Lenin looks out over the Grønfjord from the centre of Barentsburg. Although he's been pulled down from most of the plinths he stood on, he's allowed to stay here — perhaps unsurprising, since Barentsburg's golden era was under the Soviet state. Now, there's an air of abandonment over this community.
Architecturally, Barentsburg is a piece of Russia in the Arctic. Although a few buildings survived World War II, and many wooden houses—now dilapidated—were built after the war, it is the Soviet concrete architecture of the 1970s and 1980s that dominates, making Barentsburg very unlike its neighbour Longyearbyen. Recent restoration work has brought the 21st century to Barentsburg, and schoolchildren have decorated many surfaces with murals to have something colourful to look at during the snowy months.
A complete community
Barentsburg's 350 inhabitants live in one communal apartment block. The 20 children attend one school. There is also a sports complex, complete with salt-water pool. On the edge of town is the small, octagonal, Russian-style Orthodox church. There is also a bar and a dining hall in the recently renovated Barentsburg Hotel, where all the inhabitants eat together.
Russian, Dutch, Soviet
Barentsburg was established by the Russian Empire in 1916. In 1920, the installation was sold to a Dutch company, who called the settlement Barentsburg. The Dutch invested heavily in the installation, but stopped operations in 1926 due to a lack of funds. In 1932, Barentsburg was bought by the Soviet company Arktigugol, who still run the site today.
War and model Soviet outpost
In 1941, during World War II, the Soviet inhabitants were evacuated to Arkhangelsk, and in 1943, all of the buildings caught fire during the German battleship Tirpitz's raid on Svalbard. After the war, Barentsburg was rebuilt as a model Soviet outpost, and the community was operating again from the early 1950s.
The good years
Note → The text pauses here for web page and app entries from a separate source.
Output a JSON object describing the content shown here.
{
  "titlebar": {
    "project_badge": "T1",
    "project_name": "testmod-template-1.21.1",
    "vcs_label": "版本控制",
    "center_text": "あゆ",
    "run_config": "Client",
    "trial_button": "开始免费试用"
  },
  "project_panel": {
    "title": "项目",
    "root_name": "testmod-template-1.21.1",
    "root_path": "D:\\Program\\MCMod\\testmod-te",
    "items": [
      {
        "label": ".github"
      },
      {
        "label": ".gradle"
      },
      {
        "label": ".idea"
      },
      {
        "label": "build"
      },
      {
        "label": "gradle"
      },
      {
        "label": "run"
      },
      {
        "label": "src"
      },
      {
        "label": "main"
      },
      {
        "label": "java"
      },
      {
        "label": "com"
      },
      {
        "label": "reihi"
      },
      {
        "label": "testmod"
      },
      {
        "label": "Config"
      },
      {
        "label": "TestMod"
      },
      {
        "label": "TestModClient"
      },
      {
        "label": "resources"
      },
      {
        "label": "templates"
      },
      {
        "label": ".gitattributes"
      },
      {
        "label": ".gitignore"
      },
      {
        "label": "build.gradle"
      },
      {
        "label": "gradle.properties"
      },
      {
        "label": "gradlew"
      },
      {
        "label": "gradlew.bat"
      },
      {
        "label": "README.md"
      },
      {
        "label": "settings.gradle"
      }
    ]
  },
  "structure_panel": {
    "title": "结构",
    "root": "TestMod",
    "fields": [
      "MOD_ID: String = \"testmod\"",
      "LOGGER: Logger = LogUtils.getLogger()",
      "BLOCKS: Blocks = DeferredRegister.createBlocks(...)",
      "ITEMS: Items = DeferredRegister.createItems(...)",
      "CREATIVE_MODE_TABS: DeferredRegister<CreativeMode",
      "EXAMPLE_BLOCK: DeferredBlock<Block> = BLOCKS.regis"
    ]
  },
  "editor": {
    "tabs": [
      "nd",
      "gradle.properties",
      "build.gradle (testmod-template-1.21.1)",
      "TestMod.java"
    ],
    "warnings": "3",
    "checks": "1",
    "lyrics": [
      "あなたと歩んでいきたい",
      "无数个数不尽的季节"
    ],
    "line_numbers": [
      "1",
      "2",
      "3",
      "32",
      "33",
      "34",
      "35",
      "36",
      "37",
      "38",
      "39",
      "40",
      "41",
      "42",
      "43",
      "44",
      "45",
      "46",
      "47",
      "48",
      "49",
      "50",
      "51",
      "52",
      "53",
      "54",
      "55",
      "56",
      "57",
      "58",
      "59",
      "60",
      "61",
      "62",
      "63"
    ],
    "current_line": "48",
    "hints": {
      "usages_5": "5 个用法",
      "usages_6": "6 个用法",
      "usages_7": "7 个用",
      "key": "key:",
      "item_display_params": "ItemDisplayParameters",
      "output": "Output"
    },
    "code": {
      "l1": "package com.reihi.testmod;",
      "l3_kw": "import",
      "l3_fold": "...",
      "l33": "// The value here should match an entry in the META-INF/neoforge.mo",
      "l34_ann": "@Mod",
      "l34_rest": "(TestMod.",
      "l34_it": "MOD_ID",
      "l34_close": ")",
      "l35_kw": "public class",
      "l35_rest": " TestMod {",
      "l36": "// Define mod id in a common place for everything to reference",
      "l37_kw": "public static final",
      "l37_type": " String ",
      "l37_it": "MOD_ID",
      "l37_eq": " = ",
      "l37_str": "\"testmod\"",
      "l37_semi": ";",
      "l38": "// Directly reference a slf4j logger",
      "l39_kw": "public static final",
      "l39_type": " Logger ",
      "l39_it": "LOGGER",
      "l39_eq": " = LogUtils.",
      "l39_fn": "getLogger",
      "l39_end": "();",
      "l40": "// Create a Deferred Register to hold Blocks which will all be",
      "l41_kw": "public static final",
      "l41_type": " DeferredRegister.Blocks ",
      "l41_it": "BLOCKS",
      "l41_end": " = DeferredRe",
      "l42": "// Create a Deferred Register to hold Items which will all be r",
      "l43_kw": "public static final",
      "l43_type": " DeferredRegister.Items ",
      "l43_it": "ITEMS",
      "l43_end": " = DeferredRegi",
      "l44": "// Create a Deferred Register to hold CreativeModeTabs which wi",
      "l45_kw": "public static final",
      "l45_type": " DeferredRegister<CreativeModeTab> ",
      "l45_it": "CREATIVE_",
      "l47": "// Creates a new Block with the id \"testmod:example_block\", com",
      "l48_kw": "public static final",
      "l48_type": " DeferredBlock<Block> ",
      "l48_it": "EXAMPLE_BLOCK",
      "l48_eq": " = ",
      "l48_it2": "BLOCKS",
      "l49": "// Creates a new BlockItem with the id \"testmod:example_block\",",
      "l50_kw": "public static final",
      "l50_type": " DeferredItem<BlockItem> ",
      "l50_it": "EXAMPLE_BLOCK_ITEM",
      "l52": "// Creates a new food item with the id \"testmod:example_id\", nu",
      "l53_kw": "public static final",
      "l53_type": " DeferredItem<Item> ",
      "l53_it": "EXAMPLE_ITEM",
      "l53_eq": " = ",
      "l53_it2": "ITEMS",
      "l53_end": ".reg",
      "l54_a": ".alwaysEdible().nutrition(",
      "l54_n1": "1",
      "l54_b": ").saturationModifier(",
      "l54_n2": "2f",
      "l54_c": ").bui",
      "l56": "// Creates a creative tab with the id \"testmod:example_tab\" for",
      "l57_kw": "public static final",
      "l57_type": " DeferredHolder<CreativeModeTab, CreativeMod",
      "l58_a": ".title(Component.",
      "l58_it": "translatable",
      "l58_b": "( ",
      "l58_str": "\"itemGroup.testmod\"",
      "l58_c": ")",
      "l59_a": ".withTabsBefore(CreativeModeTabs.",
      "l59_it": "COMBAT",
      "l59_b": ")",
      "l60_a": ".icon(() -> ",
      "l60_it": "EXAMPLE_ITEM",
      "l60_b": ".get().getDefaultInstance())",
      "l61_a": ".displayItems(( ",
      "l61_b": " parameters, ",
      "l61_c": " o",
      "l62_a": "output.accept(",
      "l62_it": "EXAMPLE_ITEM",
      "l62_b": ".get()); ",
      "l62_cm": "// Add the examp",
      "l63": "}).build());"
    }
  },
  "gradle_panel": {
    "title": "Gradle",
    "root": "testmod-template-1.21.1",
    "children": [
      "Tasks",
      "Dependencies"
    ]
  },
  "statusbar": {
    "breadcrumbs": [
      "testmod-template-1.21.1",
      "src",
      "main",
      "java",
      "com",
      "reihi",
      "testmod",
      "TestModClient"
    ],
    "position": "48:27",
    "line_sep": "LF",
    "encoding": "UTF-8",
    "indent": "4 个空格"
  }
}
People were clamouring to come here on a two-year contract, so only model Soviet workers were lucky enough to be sent. It became a family community, unlike the all-male enclave of Longyearbyen. The community of over 1000 people produced their own milk, eggs and vegetables. In the 1970s and 1980s, most of the buildings were renovated and two-storey wooden houses were replaced by concrete architecture. The Soviet presence was due more to geopolitical interests than a need for coal.
Decline and disaster
When the Soviet Union collapsed, Russia reduced its presence on the archipelago dramatically. Pyramiden, the largest settlement, was completely shut down. In Barentsburg, the population shrank from over 1000 to 350. In 1996, a Russian plane with 141 people on board crashed into the Operafjell mountain when landing at the airport in Longyearbyen. There were no survivors. A year later, 23 workers died in an explosion in the coal mine.
Getting to Barentsburg
Since Barentsburg has no roads or airport, the only realistic way to get there is on an organised trip. In the summer, various boat trips from Longyearbyen can take you there across the Isfjord. You then climb 140 steps from the harbour up to the little main street. Many snowmobile trips visit the town in winter. Trips usually include a guided tour by local guides, lunch and time to wander round on your own and pop into the souvenir shop. There is also a small museum with exhibitions about geology and about the long Russian presence on the archipelago.